Get the key ideas from

Americana

A 400-Year History of American Capitalism

By Bhu Srinivasan
19-minute read
Audio available
Americana by Bhu Srinivasan

Americana (2017) traces the history of the USA from one key perspective: capitalism. Bhu Srinivasan shows how the development of the country has been closely bound up with the development of capitalism, from the New England colonies’ earliest days to the most recent innovations of Silicon Valley or Wall Street.

Named by The Economist as one of the best books of 2017

  • American history enthusiasts
  • People interested in the economy past and present
  • Fans – or enemies – of capitalism

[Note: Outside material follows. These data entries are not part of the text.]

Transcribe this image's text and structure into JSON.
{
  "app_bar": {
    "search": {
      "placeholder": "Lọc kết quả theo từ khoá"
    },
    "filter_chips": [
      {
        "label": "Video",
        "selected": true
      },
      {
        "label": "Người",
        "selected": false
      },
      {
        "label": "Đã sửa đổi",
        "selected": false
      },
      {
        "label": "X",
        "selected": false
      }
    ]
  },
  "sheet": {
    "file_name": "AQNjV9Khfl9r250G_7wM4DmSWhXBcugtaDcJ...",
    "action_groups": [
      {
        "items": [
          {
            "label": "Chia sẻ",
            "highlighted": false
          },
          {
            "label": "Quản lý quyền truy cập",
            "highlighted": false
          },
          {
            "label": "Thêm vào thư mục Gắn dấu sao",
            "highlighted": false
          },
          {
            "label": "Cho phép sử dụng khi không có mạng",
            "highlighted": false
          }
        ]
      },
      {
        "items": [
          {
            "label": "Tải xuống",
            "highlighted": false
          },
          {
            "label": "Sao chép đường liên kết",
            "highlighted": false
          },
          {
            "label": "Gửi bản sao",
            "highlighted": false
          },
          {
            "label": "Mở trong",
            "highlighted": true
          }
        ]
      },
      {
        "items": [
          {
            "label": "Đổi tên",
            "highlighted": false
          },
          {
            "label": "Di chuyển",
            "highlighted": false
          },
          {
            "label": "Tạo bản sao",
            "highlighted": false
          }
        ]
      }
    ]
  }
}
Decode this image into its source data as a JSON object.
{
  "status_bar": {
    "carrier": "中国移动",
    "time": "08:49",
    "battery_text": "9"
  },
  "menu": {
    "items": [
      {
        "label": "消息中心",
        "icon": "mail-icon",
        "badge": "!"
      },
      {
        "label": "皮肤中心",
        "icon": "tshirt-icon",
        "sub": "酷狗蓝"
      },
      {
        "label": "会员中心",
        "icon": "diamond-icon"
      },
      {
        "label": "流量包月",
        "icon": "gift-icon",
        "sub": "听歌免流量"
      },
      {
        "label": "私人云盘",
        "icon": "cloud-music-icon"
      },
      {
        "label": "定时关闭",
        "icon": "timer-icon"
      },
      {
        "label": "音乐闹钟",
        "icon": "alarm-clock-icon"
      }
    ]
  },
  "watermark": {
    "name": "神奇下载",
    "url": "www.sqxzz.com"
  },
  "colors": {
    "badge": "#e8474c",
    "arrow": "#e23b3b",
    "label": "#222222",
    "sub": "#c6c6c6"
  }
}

Bhu Srinivasan is a media entrepreneur who came to the USA from India at the age of eight, traveling widely around the country with his family. Early in his career, he founded a news aggregation startup, and went on to work in gaming, publishing, and data. He now lives in Connecticut with his wife and children. Americana is his first book.

Go Premium and get the best of Blinkist

Upgrade to Premium now and get unlimited access to the Blinkist library. Read or listen to key insights from the world’s best nonfiction.

Upgrade to Premium

What is Blinkist?

The Blinkist app gives you the key ideas from a bestselling nonfiction book in just 15 minutes. Available in bitesize text and audio, the app makes it easier than ever to find time to read.

Discover
4,000+ top
nonfiction titles

Get unlimited access to the most important ideas in business, investing, marketing, psychology, politics, and more. Stay ahead of the curve with recommended reading lists curated by experts.

Join Blinkist to get the key ideas from
Get the key ideas from
Get the key ideas from

Americana

A 400-Year History of American Capitalism

By Bhu Srinivasan
  • Read in 19 minutes
  • Audio & text available
  • Contains 12 key ideas
Upgrade to Premium Read or listen now
Americana by Bhu Srinivasan
Synopsis

Americana (2017) traces the history of the USA from one key perspective: capitalism. Bhu Srinivasan shows how the development of the country has been closely bound up with the development of capitalism, from the New England colonies’ earliest days to the most recent innovations of Silicon Valley or Wall Street.

Named by The Economist as one of the best books of 2017

Key idea 1 of 12

From the voyage of the Mayflower to the Revolutionary War, early America was already tied to capitalism.

The story of the Mayflower and the settling of the pilgrims in New England in 1620 is well known. But a key question is often overlooked: how was the trip financed? The answer shows how close the connection between America and capitalism was right from the beginning, and explains the settlers’ fight for their freedom later on.

The voyage was financed by a group of investors in England via a company called the Virginia Company of London. Numerous individuals put in small amounts, limiting their financial risk. They stood to gain hugely, but only in the relatively unlikely scenario that the voyage was a great success. It was an early form of what we now call venture capital funding.

As things turned out, the New World did indeed provide plenty of financial opportunities for traders back in England. A particular early success was beaver skin, sold as a luxury product in Europe. The colonists obtained it via trade with Native Americans, who were skilled at hunting beaver and preparing the pelts. Later, tobacco turned into a huge trade, especially on the farmlands of Virginia and Maryland. This time, the hard work was done by slaves, the first of whom had arrived in Virginia a year before the Mayflower.

The tobacco trade grew to astonishing proportions, accounting for 80 percent of colonial exports to England in 1700. But America’s relationship with Great Britain, which it was still part of, began to seem one-sided. One issue rose to the forefront: taxation without representation. In 1765, facing war debts, England had begun to tax American colonies via the Stamp Act, meaning that obtaining any official document was subject to an extra fee. Yet the colonies were not represented in the English parliament. Who, then, represented their rights?

American negotiators including Daniel Dulany and Benjamin Franklin succeeded in getting the Stamp Act repealed, but more problems were inevitable. In protest at yet more British taxes, some Bostonians held a ship called the Dartmouth captive at port in 1773, tipping its cargo – 45 tons of tea – into the harbor. The Revolutionary War began not long after.

American independence may have been about securing freedom, but it was also about money. The American colonies and their inhabitants were no longer satisfied with their original purpose of providing a profit for the Englishmen across the ocean.

Upgrade to continue Read or listen now

Key ideas in this title

Upgrade to continue Read or listen now

Learn more, live more

Sign up now to learn and grow every day with the key ideas from top nonfiction and podcasts in 15 minutes.
Created with Sketch.